As I said, the unhappiness of the late crossing was exacerbated by the diesel fumes. Altogether, a big FU from a poorly run company.
Oh well. The best I can do is to warn the world against ever using Inter-Shipping for passage and to follow my own advice.
EVENING OF JANUARY 1
Struck pay dirt, however, once back in Tarifa. We’d researched two great places to dine tonight. We found the best one, El Puerto, was closed for New Year’s, and the second one was not open Sundays.
Cursing our bad luck, I stopped at a high-end eatery around the corner called El Patio. It wasn’t in our guidebook and appeared to be paired with a classy boutique hotel. Hotel restaurants being often so-so, I was leery. But also hungry and tired. I convinced the head waiter to give us a table despite his initial reluctance.
We had not long warmed our seats before discovering that, once again, our dining had taken a serendipitous turn. El Patio excelled in service and items issued from their kitchen. Turns out its chef has a reputation for sourcing only high-quality local foods, and she does amazing things with the stuff.
The wine, too, was superb. The first order of business was to get a fine Reserva Rioja poured. That set the right mood.
Pretty soon, in addition to complimentary dishes of green olives, bread, and black olive spread, a most extraordinary bowl of mussels was set before us. I’ve never seen or tasted such fine, fat mussels. We downed the shellfish in a frenzy and then soaked our bread in the remaining Thai lemongrass curry sauce.

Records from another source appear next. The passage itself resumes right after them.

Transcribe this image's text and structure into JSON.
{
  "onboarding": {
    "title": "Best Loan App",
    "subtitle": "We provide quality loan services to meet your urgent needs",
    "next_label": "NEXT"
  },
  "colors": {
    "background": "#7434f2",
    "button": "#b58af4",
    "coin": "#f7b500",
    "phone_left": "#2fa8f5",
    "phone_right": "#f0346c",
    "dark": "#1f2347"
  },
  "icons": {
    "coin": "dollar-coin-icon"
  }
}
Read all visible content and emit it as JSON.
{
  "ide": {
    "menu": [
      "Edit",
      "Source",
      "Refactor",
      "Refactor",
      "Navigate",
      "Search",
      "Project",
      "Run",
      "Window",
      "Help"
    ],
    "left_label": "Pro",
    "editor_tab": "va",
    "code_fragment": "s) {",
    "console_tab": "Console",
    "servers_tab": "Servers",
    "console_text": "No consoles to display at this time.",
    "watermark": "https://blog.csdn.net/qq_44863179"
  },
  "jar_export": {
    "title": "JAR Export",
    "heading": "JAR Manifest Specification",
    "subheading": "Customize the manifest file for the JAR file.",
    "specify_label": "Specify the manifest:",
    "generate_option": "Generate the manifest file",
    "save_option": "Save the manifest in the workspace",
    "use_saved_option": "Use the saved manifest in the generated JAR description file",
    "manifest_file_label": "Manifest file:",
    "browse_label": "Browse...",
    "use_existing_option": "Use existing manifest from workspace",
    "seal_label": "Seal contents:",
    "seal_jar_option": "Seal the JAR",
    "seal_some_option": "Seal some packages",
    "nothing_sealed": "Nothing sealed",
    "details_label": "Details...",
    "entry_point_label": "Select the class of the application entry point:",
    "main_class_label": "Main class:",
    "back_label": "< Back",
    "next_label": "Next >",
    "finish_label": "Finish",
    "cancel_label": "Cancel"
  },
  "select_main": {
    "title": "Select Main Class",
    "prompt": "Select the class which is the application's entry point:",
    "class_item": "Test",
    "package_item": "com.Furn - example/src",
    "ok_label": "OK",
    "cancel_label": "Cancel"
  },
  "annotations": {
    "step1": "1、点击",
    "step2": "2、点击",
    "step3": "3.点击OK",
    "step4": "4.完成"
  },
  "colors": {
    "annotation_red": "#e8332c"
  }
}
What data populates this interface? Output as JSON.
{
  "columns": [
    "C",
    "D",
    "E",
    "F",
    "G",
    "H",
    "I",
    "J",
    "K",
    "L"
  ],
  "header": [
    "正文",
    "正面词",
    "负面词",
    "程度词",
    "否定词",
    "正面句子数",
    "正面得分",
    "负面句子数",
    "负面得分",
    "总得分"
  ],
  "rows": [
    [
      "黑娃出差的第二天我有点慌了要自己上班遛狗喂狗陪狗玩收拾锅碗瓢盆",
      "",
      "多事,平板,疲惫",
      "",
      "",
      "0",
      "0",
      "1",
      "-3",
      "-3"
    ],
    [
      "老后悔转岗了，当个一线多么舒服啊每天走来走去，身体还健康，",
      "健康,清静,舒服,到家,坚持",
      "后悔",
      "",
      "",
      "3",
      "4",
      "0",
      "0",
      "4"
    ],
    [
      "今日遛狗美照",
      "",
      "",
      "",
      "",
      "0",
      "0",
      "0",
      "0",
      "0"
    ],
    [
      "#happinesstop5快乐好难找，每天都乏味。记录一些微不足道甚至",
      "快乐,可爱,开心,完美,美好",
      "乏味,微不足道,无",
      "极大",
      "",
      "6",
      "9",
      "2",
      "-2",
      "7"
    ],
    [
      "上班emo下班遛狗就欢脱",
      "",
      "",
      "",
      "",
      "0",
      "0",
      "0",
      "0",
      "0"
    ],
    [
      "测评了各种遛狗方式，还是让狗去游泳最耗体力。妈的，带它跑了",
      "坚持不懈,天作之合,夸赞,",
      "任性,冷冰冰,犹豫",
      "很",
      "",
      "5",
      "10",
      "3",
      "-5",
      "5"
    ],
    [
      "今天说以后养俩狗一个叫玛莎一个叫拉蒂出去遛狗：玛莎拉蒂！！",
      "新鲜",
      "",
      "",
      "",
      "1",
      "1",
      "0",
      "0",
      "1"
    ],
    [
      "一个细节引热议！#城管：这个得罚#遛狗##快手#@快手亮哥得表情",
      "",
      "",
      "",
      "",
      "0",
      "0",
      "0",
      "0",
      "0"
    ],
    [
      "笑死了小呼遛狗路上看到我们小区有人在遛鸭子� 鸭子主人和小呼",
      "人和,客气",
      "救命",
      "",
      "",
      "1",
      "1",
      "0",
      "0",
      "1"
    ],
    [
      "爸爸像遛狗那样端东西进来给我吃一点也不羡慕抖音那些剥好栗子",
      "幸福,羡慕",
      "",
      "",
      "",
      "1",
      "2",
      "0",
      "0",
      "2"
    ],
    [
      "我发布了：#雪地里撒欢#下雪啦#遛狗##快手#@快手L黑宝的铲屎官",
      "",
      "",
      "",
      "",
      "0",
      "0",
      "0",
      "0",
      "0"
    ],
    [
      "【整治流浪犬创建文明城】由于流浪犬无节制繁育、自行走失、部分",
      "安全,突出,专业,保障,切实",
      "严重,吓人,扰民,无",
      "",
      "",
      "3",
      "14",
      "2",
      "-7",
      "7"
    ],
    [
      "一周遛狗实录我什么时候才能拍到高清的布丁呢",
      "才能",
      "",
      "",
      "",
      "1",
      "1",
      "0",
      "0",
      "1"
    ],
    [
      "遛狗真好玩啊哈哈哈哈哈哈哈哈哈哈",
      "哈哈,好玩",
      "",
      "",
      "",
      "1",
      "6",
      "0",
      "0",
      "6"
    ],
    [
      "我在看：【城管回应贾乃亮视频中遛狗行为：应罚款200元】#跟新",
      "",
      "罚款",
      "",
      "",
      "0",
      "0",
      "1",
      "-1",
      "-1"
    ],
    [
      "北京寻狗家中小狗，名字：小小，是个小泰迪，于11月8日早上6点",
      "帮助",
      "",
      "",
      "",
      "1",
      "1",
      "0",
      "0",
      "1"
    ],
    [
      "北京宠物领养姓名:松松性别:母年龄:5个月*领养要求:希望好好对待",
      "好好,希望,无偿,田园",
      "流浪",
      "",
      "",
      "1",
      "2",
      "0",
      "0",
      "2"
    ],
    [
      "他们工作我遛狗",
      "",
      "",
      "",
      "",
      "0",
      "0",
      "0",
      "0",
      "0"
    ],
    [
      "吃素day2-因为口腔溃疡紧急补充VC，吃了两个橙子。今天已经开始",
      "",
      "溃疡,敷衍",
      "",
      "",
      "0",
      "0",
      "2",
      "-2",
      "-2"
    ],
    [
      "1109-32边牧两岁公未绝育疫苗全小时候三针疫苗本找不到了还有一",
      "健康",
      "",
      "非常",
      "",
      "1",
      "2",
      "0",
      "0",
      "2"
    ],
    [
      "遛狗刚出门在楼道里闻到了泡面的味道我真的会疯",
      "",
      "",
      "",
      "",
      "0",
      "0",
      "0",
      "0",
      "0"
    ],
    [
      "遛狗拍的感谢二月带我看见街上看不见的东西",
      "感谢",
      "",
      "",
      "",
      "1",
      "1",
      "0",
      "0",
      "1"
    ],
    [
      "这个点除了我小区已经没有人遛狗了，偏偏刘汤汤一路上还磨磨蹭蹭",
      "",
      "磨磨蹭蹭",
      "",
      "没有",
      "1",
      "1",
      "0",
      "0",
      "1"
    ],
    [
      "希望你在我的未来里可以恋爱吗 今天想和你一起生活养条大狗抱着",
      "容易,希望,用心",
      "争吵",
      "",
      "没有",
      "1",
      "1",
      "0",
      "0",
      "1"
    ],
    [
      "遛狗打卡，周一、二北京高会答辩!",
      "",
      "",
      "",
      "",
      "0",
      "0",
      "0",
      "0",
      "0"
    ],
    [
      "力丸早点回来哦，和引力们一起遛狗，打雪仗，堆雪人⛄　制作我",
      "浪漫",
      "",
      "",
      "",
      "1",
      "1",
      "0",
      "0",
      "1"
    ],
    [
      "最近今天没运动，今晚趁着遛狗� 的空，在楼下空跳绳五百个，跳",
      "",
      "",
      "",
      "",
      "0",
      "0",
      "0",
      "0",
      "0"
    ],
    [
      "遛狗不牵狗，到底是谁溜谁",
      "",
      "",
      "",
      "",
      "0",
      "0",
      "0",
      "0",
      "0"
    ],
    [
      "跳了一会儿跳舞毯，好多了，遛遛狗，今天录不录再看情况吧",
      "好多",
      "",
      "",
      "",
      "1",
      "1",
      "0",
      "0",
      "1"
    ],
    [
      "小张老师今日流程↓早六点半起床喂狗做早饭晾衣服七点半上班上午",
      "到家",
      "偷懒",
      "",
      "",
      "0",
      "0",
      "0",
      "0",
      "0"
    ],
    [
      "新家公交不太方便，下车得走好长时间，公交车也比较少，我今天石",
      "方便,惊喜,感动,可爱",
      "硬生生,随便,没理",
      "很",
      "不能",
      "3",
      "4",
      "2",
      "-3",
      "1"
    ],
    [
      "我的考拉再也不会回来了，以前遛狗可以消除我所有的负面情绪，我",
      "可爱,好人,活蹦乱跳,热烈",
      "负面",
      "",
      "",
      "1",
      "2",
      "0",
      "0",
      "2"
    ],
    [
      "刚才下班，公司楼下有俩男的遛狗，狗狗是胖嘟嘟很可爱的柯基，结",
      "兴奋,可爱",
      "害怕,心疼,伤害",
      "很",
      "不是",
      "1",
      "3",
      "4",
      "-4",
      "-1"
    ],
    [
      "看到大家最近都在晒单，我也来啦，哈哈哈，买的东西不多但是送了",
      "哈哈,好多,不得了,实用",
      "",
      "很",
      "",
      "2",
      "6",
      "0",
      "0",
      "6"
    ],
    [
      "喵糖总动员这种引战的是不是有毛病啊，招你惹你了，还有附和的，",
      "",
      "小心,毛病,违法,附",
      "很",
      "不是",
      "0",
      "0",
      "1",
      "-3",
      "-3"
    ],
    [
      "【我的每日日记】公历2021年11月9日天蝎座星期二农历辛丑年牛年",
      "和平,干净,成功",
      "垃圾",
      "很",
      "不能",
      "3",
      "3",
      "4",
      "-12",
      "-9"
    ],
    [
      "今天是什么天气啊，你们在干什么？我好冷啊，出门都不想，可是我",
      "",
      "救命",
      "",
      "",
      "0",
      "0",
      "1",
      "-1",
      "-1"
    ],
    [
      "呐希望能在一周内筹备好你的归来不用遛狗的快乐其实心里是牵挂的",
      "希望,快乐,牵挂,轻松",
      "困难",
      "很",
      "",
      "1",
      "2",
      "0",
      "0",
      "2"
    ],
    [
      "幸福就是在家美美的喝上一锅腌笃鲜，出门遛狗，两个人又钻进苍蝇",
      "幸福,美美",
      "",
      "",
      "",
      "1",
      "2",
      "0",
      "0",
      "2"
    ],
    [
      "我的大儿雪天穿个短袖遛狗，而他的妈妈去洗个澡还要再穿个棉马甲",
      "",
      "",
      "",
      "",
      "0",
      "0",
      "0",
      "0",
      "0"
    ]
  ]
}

The dishes that followed equaled the mussels in savory satisfaction: Ruth’s blue cheese and local greens salad; Clara’s unique red beet hummus, and my sublime filet mignon served with shallots and dolphin potatoes. We shared, but I consumed the majority of the perfectly cooked to medium rare cut of cow.
I chose the beef as an alternative to the marvelous seafood and acorn-fed Iberian ham I’ve regularly sampled along our path so far through Spain. I rarely eat steak and wanted something different tonight. It was a great choice. So good that every bite stimulated me to involuntarily utter yummy sounds.
We had no room for dessert at the end of the meal and left sated and happy, a great way to end the craziness of bestriding two continents on the first day of the year.
One thought on “Four hours in Morocco”
You can buy 3 oz. of acorn-fed Iberian ham for $49 from La Tienda. You can also buy a whole ham for over $1000.